It maybe should be no surprise that Intruders is as vicious and compelling as it is with its founders other projects including I Am the Bayonet, Hungry Lungs, Twinesuns, and Nvrvd; bands which have offered plenty of brutally creative treats, the last two in very recent times. The trio of drummer Tobias, bassist/vocalist Stefan, and guitarist Christian, formed Bielefeld based Shitshifter in 2012, fusing the fiercest, most inhospitable strains of death and sludge metal with hardcore viciousness bred on raw crust/d-beat causticity. It is a mix which is unafraid to dip into varied flavours and inventive detours at times, but primarily is cultured to corrupt the soul with pestilential enterprise whilst lyrically tearing into religion.

Worth It and invasive smog of sonic confrontation is the album’s first touch, this soon joined by heavy footed, predatory rhythms alongside the rasping venom of Stefan’s vocals. From here on in, music and voice spew toxicity with every note and throat searing squall, never relenting even as the carnivorous and scarring tones of bass pace sludgy tendrils of guitar, their union creating a barbarously addictive swagger as the senses are scorched by the tempest of intensity and sound. The track’s gripping qualities continue with Kings And Queens, the second song evolving from the final sonic intrusion of its predecessor into just over a minute of even more corrosive and gripping enmity. There is no mercy given or wanted as guitars vein the track like lava and rhythms somehow craft an anthemic nature to the mass onslaught.

Again one scourge of sound and invention slips into another as The Demagogue takes over, the track almost skipping into ears and psyche before unleashing a cancerous cacophony of sound and intent equally as barbaric and skilfully addictive as offered as the last song, though with again no breath allowed between, it gets outgunned and shone by its successor. Far From Eye, Far From Heart stalks air and listener with a rapacious glint in its creative eye and a doom pungent atmosphere which grudgingly drips onto a melancholy soaked canvas. The harrowing but elegant landscape has its own moment to provoke and inspire the imagination too as the hordes of sonic hostility holds back for a passage of haunting calm before they converge on ears again with arguably more restraint but greater threat.

For once there is a break, a couple of seconds of nothing between songs before the outstanding Loyal Dog brings its predation into view with a punk inspired prowl and cold post punk toning to the melodies dripping from the guitar of Christian. Stefan’s bass is simply carnal in tone and touch, tempering the chilling but inviting embrace initially offered though by half way that too is spilling rancor and insatiable ferocity.
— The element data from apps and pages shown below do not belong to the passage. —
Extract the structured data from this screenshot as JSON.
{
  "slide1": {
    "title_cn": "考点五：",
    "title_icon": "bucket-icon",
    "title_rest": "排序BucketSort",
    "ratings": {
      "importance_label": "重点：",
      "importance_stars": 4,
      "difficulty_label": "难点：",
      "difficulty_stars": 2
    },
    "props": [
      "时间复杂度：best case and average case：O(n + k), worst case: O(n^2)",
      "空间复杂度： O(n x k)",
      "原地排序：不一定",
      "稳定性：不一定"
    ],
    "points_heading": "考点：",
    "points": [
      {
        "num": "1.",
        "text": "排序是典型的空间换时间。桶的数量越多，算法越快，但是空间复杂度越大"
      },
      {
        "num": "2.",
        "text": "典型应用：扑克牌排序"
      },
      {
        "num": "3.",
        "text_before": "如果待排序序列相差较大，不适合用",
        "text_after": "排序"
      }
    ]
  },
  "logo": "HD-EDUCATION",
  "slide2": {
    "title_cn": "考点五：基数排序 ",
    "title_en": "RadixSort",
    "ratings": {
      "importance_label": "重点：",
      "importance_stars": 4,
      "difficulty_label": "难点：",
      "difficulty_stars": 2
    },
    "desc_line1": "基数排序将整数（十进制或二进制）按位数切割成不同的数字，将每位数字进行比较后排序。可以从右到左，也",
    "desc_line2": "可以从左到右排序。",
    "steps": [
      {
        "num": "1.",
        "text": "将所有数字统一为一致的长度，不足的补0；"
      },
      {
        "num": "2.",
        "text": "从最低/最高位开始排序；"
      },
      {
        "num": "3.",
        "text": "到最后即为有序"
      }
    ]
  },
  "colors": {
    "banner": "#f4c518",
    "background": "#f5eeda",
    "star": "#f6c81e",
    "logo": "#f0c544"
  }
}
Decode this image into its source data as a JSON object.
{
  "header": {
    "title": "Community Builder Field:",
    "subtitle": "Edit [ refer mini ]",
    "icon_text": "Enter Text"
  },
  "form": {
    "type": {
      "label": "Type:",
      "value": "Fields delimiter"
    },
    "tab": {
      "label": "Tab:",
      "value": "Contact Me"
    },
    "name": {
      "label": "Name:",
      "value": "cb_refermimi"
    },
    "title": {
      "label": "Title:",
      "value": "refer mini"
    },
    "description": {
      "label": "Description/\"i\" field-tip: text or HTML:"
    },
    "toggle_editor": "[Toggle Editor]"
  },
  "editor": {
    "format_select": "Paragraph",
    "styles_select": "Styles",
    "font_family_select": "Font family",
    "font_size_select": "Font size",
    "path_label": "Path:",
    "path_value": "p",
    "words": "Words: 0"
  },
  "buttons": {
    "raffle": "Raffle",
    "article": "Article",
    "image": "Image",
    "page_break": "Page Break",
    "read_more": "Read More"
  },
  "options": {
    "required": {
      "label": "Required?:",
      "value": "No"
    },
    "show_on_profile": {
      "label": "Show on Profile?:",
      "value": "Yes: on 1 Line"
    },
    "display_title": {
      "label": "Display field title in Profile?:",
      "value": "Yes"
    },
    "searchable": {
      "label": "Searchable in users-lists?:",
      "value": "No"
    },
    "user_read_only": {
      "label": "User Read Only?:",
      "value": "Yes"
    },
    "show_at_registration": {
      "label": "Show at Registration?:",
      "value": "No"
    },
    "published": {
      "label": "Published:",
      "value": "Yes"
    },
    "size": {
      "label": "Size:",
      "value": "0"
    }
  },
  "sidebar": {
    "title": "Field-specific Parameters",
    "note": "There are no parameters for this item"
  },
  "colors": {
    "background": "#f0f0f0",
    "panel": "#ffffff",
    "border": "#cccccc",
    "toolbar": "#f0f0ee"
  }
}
The track epitomises the Shitshifter sound, its merciless intensity and creative gall but also the always present adventure of invention and styles woven into the excruciating storms if they are at times overwhelmed by the fury.

Igod is another minute plus tirade of sound and ire, and another violation easy to get addicted to whilst Nothing In Common in similar form and barbarity just pummels existing wounds with its metal framed emotional bedlam and bitter hardcore contempt. The pair forcibly light ears and appetite before the closing ShitShepherd ensures the union of band and listener ends with a lingering trespass physically and emotionally, and arguably the album’s pinnacle, though many tracks have a case to claim that.

Song and album just hit and violate the sweet spot, though obviously Intruders or Shitshifter will not be for everyone, with you can imagine many barely lasting a couple of minutes of torment, but if filth infested hardcore/death metal crossovers or indeed the band’s other projects, though openly different, are for you, then bliss could be in the volatile air.

The self-released Intruders is out now.

RingMaster 19/08/2015

Copyright RingMaster: MyFreeCopyright